Opinion

Opinion: Taking Off Post COVID-19

Images of busy airports seemed to dominate the news throughout the summer months. So, while many Canadians are already making holiday travel plans, the idea of returning to airports seems both exciting as well as anxiety-inducing.

It’s clear that there has been pent up demand for travel since the start of the COVID-19 pandemic. Many people are eager to see friends and family again, as well as resume traveling to places on their bucket lists.

The Alberta government recently stated that it will be investing $73 million to support both the aviation and tourism industries over the coming years, and WestJet announced that it plans to make Calgary a global hub within its network.

This is huge news for Alberta, as this funding impacts industries outside of aviation and tourism. The ability to travel increases the potential for companies across Canada to set up offices here in Alberta, as well as invite businesses from outside of Canada to do operate here as well. Working virtually certainly has its advantages, such as enabling business across borders and time zones. However, there is something to be said about being able to meet in person. Some may prefer to conduct business face-to-face as a means of building trust and a strong rapport with their clients, as well as vetting potential business partners.

But, to make this possible, the right infrastructure and staffing needs to be in put in place well in advance. As a result, this economic support from the government will be welcome to ensure that we ramp up the number of pilots and flight attendants ahead of this expected increase in travel. However, as we continue to recover post COVID-19, we have to keep a few other things in mind as we anticipate a large number of travelers coming to Alberta by plane.

First is restoring trust in Canadian travel. Toronto Pearson Airport took a major PR hit this summer as lost luggage, long lines, and a lack in airport staff severely hampered operations. But they were not the only Canadian airport impacted by these and other problems. If we want to invite more visitors to Alberta who will be arriving by plane, we need to ensure that not only our operations run smoothly, but that we also continue to cooperate with other airports outside of Alberta to ensure that a visitor’s journey is pleasant from start to finish.
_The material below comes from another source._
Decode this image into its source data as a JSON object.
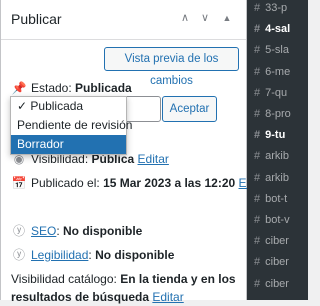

The second factor to consider is ticket prices. As ticket prices climb due to inflation, increased demand, and airline mergers, many potential consumers may be second-guessing the need to travel. As a result, it is important the value of travel is properly conveyed. Consumers need to see that flying means you are able to create long-term expansion plans for your business, you can attend an important once-in-a-lifetime family event, and are able to visit a stunning Alberta landmark that will leave a lasting impression for life. Conveying value also means that consumers need to have a positive experience when flying experience from when they arrive at the airport to when they get in a taxi to the hotel. This makes customer service training of even greater importance now than ever for all levels of staff.

This leads into the third point, which is marketing Alberta to the rest of the world. Many of Alberta’s businesses are reliant on tourism, so inviting businesses and tourists is critical for Alberta’s economy. Alberta has a lot to offer in terms of nature, landmarks, and events, which is proven by the fact that Alberta was listed by National Geographic as one of the top destinations to visit in 2023.

So, while bouncing back from COVID-19 is likely not to be smooth sailing or straight forward, using the government funding in ways that will restore consumer trust, convey value, and market Alberta as a must-see place to visit will certainly help in aiding many areas of Alberta’s economy.

Jaclyn Hiebert is a young business professional with a background in International Business.

Peter Anto Johnson MSc, BSc(Hons) and John Christy Johnson BSc(Hons) and are both program officers and editors at the Antarctic Institute of Canada and third year medical students at the University of Alberta.

Austin Mardon, CM, FRSC, is currently Assistant Adjunct Professor with the John Dossetor Health Ethics Centre.